The Trade Union Congress (TUC) has also raised concerns over the delay in paying workers' wage awards for March and April 2024, with some states like Benue, Anambra, Imo, Delta, Akwa Ibom, Kebbi, and Katsina lagging behind in remitting the wage awards. The TUC criticized the recent increase in electricity tariffs, stating that there should have been stakeholder engagement before the decision.

The NLC and TUC have jointly proposed a new minimum wage of N615,000 per month, reflecting a compromise in the face of economic challenges. However, the federal government is considering a lower range of N150,000 to N200,000 as the template for further negotiation.

TUC President Festus Osifo emphasized that empowering the working class is the only way to inflate the economy, as it would increase the purchasing power of the people. He also called for the review of the obsolete labor laws in the country.

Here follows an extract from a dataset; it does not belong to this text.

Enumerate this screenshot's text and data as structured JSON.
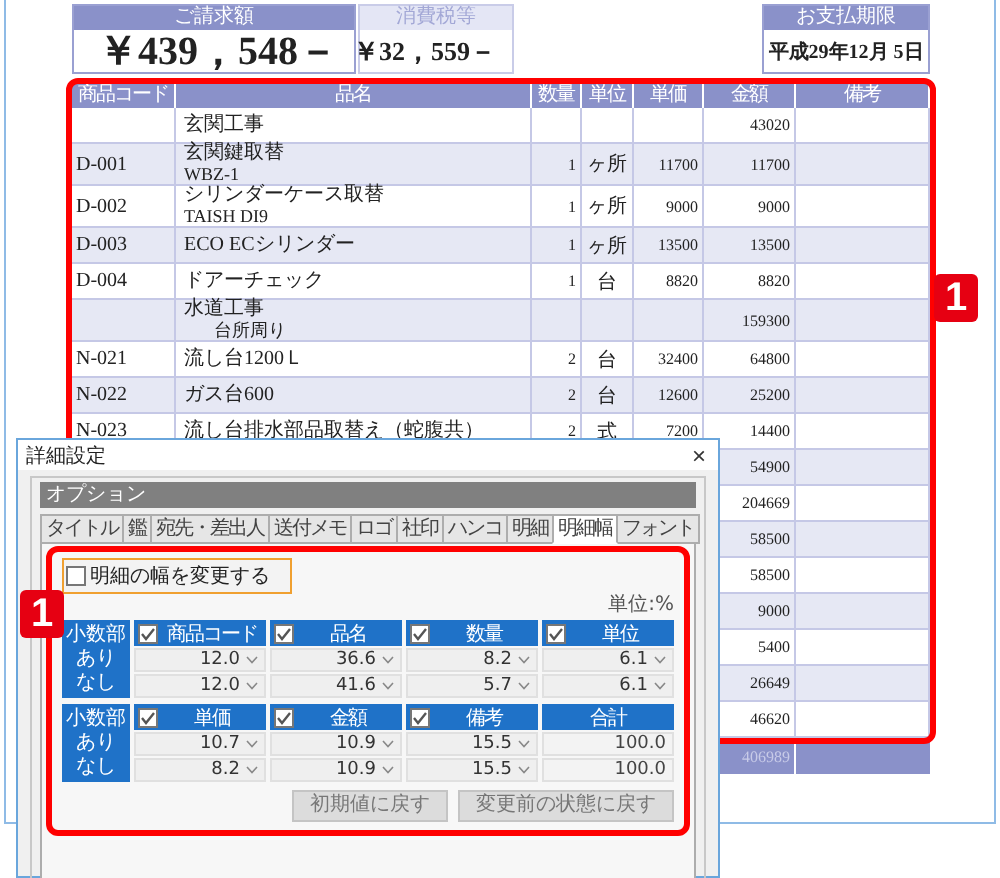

"The negotiations on the new minimum wage have not been completed, and the government needs to fast-track the process," Osifo stated, lamenting that some states in the Niger Delta region have not paid the wage awards or provided palliatives to their workers.

Key Takeaways

  • NLC rejects govt's plan to announce new minimum wage, cites infeasibility.
  • NLC says new minimum wage should be result of tripartite process, not unilateral.
  • Workers demand better welfare, call for industrial actions due to rising cost of living.
  • NLC and TUC propose N615,000 minimum wage, but govt considers lower range.
  • TUC calls for empowering workers to inflate economy, review of obsolete labor laws.